CAIRO: A large Egyptian flag being carried into a conference hall by a group of young boys and girls. Singer Sherine’s patriotic lyrics playing in the background: “Did you drink from its Nile? Have you tried singing to her [Egypt]?
This was how the Sixth Conference for Egyptians Working Abroad was inaugurated Monday, with a song called “Yeb’a Enta Akeed fi Masr (Then You’re Surely in Egypt) and a flag procession led by the second generation of Egyptian expatriates.
After the slightly off-beat ceremony, officials got right down to business, talking about remittances and addressing issues of concern to Egyptians who live and work abroad.
Remittances, one of the top three revenue earners for the Egyptian economy, reached a five-year high this past fiscal year, according to Ministry of Investment statistics. Egyptians working abroad sent home $8.5 billion in 2007/2008, most of which was spent on consumption and not investments.
Egypt came in the first place on the list of the top 10 remittance recipients in MENA in 2007, according to the World Bank’s Migration and Remittances Factbook 2008. Recorded remittances sent home by Egyptian migrants reached $5.9 billion in 2007, compared to $5.3 billion in 2006.
Prime Minister Ahmed Nazif gave the keynote speech at the two-day conference titled “Communication, Consideration and Development, organized by the Ministry of Manpower and Migration.
“We have to be honest with ourselves, there is no clear strategy for migration [in Egypt], which has led to the deterioration of [our] ability to meet the needs of the international labor market, and this includes Gulf countries, Nazif said, attributing the decline to a drop in the quality of education.
As an example, Nazif said Egypt’s share in the Gulf labor market declined from 72 percent in 1975 to 31 percent in 1995. More recently, “Asian labor has replaced Egyptian labor in several Gulf countries, he added.
“It takes 15 to 20 years to train and develop skilled labor, so Egypt has to exert a lot of effort to make up for what it lost in the Arab labor market.
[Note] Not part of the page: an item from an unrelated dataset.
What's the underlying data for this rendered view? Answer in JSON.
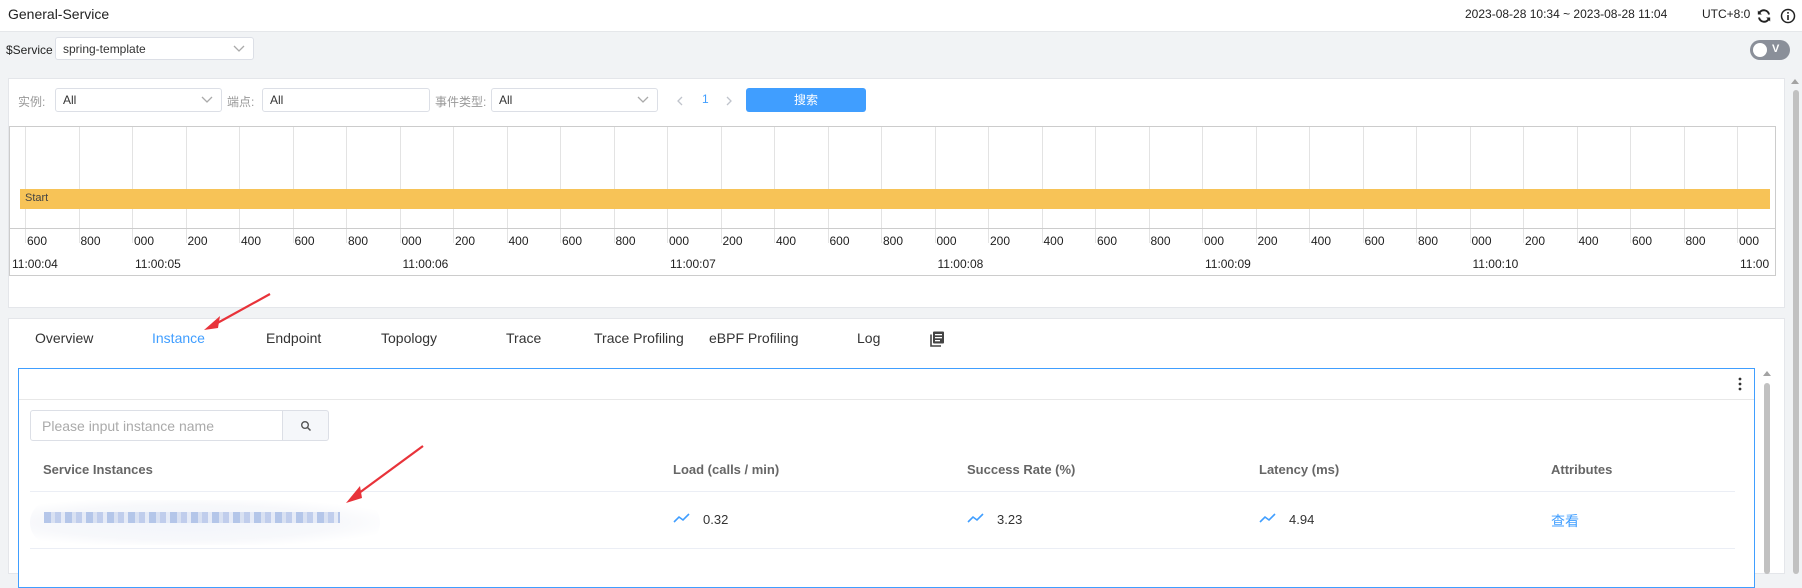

In her speech, Manpower Minister Aisha Abdel Hadi said that “protecting Egyptian working abroad, as well as Egyptians living in their homeland, is one fundamental responsibility of the government.
Room for improvement
Several concerns were raised in the media recently from Egyptians living abroad, who have complained of the apathy of Egyptian embassies.
Some participants of the conference said it was poorly organized. Zarif Bacilious is an Egyptian who has lived in the US for several decades and is the Dean of the School of Education and Human Service at St. John’s University in New York. “I’ve been trying to get the agenda for a while now and it’s not an easy task, he said.
Mahmoud Abdallah, chairman of the Insurance Holding Company, which falls under the umbrella of the investment ministry, said the conference is important, and can improve in time with “better preparation, more focused groups, more organization.
“Egypt benefits from a meeting like this, but I do think it can be better, he added.
Attending the conference was also Enan Galaly, founder and chairman of Helnan International Group, who had a positive outlook on Egypt’s business environment. “If we look at the number of new cities, communities, tourism [projects] and industrial zones now in Egypt, we can surly say there is a good investment climate.
Mostafa Abdallah, who has been living in Austria for the last 40 years and serves as bureau chief of Al-Ahram, referred to one problem he faces in importing medical devices and medicine to Egypt, where some supplies were held in customs for months. “We were asked to pay grounding fees and taxes, he said, adding that “any contribution from Egyptians abroad should take the shortest route [in reaching the local market].